Summoned to serve as executor for the will of her ultra-rich former lover, Oedipa Maas is led into the mystery of Trystero, a shadowy band of, of — of what exactly? They have operated for centuries, connecting the dispossesed, the discontented and the strung out by way of their secret underground postal system, a network that may also serve other ends. As she wanders through California in the mid-1960’s, trying to unravel their secret, Oedipa senses for the first time a larger, weirder universe of the disinherited, a scampering, fugitive reality just beneath the placid surface of what she thinks she knows. With its slapstick paranoia and its heartbreaking metaphysical soliloquies, Lot 49 takes place in the tragicomic universe that is instantly recognizable as Pynchon-land. Is it also a mystery novel? Absolutely, so long as you remember that the mystery here is the one at the heart of everything. (Source) (more…)
Rafe Bartholomew (Grantland) talks to the American writer about the prologue of Underworld, and the influence of ‘the shot heard round the world’ to his landmark novel
In honor of the 60th anniversary of Bobby Thomson’s “Shot Heard ‘Round the World,” National Book Award-winning author Don DeLillo answered some of Grantland’s questions about writing, baseball, and the historic 1951 New York Giants-Brooklyn Dodgers Game 3 that ended with Thomson’s home run. The prologue to DeLillo’s novel Underworld is set at Game 3.
Can you explain how Underworld came together? The prologue was first published as a novella, “Pafko at the Wall,” in Harper’s Magazine in 1992, but Underworld wasn’t released until 1997. When you wrote Pafko were you already planning to use that scene as the beginning of a long novel?
One day in October 1991, I learned from a newspaper story that this day marked the fortieth anniversary of a famous baseball game played in New York, in the old Polo Grounds, Giants vs. Dodgers. The event was located somewhere at the far reaches of memory, mine and many other people’s. But some lingering aura persisted and finally sent me to the library, where I discovered news that startled me: on that same October day, the U.S. government announced that the Soviet Union had recently exploded an atomic bomb. The two events seemed oddly matched, at least to me, two kinds of conflict, local and global rivalries. In time I went to work on what I believed would be a long story and at some point well into the enterprise I began to suspect that the narrative of the ballgame and the atomic test wanted to be extended — well into the last decades of the Twentieth Century. I was eager to make the leap. (more…)
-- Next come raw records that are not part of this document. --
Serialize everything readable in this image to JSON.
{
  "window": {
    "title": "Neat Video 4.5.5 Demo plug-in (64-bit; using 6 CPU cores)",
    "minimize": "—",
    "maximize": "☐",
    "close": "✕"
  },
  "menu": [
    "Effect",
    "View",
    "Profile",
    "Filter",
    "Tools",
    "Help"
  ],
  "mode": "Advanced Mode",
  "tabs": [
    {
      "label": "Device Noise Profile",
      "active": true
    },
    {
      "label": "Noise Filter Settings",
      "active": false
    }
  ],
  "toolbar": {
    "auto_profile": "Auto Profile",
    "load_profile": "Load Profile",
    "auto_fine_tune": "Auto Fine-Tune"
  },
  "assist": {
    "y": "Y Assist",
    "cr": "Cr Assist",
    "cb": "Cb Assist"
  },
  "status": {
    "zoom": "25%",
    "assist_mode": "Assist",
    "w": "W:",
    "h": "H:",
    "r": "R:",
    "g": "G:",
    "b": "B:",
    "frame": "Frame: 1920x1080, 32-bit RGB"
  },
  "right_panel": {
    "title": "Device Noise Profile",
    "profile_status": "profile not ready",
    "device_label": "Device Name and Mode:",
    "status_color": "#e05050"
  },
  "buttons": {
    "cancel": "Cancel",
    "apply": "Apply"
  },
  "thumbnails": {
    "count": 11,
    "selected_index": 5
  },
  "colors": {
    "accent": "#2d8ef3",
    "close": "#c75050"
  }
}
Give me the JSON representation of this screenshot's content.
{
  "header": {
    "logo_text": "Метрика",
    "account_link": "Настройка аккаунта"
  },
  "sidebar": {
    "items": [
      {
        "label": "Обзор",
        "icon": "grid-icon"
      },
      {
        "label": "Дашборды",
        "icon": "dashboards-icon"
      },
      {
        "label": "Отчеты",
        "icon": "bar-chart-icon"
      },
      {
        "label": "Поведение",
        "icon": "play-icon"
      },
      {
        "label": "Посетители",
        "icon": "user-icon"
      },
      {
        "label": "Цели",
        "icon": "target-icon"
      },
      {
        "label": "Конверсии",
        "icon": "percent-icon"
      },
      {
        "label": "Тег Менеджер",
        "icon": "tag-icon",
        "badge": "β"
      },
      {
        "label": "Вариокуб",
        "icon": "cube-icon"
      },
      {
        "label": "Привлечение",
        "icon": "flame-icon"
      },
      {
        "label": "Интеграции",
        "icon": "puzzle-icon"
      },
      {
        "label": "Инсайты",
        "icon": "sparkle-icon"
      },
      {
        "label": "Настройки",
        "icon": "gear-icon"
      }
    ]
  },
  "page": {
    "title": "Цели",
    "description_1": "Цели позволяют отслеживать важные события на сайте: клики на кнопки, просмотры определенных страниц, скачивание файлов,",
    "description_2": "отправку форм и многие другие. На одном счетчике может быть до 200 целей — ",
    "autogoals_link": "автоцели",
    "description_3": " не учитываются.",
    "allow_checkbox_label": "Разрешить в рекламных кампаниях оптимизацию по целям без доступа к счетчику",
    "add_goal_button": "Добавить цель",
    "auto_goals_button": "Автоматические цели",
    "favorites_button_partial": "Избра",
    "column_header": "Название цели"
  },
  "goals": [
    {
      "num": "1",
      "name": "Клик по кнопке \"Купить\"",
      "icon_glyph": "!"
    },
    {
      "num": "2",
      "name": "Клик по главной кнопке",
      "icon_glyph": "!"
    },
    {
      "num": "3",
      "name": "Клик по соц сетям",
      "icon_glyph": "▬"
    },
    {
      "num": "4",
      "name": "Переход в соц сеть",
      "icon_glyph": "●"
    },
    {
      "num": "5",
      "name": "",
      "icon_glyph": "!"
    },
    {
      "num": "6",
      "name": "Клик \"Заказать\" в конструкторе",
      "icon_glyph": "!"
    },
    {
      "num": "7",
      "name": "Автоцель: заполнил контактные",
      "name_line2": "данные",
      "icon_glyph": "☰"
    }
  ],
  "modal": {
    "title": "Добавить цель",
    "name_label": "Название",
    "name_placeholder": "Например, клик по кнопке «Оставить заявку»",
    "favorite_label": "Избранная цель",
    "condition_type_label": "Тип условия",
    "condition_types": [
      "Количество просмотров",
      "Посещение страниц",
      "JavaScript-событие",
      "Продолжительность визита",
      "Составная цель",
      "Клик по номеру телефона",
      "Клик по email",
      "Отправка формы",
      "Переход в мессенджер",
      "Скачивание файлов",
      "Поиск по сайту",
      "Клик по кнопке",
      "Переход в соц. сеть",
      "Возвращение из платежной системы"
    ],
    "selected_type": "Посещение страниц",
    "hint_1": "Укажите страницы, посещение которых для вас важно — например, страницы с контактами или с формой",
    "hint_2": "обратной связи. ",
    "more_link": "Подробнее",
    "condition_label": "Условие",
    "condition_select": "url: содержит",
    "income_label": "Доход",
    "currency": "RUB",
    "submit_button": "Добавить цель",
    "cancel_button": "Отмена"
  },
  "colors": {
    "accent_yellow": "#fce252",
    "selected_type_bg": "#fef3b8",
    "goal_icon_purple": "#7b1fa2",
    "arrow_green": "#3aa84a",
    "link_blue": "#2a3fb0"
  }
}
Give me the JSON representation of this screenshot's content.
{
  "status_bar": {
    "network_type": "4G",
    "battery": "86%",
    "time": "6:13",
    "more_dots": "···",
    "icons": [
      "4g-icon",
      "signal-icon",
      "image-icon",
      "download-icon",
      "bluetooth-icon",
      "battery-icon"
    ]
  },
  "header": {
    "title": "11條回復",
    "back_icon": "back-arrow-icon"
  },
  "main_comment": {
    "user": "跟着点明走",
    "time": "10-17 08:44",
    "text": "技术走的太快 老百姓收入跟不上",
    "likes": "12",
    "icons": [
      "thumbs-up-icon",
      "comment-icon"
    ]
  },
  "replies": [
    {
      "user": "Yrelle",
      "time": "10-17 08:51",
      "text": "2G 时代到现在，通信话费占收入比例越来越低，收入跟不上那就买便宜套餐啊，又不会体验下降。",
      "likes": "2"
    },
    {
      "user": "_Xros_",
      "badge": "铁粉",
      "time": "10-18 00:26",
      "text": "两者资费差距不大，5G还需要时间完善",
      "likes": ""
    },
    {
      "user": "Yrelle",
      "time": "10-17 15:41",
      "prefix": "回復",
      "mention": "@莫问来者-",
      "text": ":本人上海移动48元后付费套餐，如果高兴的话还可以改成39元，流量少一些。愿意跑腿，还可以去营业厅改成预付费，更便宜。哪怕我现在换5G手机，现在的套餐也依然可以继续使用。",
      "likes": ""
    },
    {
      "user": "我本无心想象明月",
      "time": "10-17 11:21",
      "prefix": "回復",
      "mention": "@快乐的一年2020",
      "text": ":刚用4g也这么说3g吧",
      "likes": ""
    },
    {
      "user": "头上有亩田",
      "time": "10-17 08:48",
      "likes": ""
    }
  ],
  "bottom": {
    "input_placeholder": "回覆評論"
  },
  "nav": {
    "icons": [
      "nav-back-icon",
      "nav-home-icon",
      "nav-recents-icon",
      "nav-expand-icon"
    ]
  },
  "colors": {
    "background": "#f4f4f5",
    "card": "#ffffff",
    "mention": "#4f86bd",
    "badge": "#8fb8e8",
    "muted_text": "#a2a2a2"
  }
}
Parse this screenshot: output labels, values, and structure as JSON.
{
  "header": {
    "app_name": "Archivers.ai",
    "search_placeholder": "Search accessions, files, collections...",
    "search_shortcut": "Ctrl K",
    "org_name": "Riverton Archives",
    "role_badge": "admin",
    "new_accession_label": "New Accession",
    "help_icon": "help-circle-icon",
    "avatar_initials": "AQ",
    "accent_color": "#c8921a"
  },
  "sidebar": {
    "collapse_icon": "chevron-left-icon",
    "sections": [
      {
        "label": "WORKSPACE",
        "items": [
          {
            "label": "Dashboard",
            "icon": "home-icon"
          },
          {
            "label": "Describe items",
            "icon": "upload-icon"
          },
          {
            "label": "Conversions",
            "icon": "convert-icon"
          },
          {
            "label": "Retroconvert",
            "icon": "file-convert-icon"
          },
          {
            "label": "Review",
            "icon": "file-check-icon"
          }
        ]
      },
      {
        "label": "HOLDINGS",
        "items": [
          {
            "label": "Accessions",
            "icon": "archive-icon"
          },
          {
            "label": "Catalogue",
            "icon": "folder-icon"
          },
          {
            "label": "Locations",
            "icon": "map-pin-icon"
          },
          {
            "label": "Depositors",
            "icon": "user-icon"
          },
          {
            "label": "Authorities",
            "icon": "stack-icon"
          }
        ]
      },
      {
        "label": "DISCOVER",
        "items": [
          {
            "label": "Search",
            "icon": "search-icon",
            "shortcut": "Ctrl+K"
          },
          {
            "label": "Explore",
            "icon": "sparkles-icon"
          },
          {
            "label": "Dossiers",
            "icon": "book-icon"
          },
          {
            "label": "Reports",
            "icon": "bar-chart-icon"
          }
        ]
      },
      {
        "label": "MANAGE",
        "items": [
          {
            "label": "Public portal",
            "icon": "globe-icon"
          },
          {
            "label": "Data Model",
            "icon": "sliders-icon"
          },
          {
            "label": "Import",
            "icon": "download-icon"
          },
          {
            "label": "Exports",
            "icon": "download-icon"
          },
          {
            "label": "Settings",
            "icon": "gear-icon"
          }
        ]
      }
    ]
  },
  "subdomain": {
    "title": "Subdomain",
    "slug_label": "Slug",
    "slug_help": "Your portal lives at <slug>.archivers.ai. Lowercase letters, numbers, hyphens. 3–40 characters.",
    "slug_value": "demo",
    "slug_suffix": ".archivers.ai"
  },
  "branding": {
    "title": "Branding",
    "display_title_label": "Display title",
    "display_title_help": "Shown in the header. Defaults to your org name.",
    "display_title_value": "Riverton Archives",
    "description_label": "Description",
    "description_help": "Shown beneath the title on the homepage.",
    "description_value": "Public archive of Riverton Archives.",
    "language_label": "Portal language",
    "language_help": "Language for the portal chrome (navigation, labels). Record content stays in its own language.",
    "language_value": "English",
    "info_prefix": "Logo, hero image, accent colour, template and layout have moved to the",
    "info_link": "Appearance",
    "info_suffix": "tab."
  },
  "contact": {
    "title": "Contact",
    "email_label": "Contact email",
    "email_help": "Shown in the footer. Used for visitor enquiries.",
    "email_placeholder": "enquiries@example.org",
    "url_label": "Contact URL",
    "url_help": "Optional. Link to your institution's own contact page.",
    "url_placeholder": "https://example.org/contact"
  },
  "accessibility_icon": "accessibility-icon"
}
Dwight Garner (The New York Times) on the cultural legacy of Bret Easton Ellis’ most controversial novel
When Bret Easton Ellis’s “American Psycho” was about to be published in 1991, word of its portrait of a monster — an amoral young Wall Street serial killer named Patrick Bateman, who nail-gunned women to the floor before doing vastly worse to them — was met with outrage.
There were death threats. A book tour was scuttled. The Los Angeles chapter of the National Organization for Women proposed a boycott of the novel’s publisher. An advance review of “American Psycho” in The New York Times Book Review was titled “Snuff This Book!” Some stores refused to stock the novel.
I didn’t read “American Psycho” at the time. I was two years out of college in 1991, and while I’d eagerly ingested the stylish mid-80s debuts of the so-called “brat pack” writers, of which Mr. Ellis’s novel “Less Than Zero” (1985) is a crucial artifact, I’d moved on.
Yet it disturbed me that, in the moral panic over “American Psycho,” so many smart people made a rookie mistake: They’d confused author with character. Bret Easton Ellis and Patrick Bateman were pariahs. (more…)
Each time he took a walk, he felt as though he were leaving himself behind, and by giving himself up to the movement of the streets, by reducing himself to a seeing eye, he was able to escape the obligation to think, and this, more than anything else, brought him a measure of peace, a salutary emptiness within… By wandering aimlessly, all places became equal and it no longer mattered where he was. On his best walks he was able to feel that he was nowhere. And this, finally was all he ever asked of things: to be nowhere.
From Paul Auster’s City of Glass, part of the The New York Trilogy.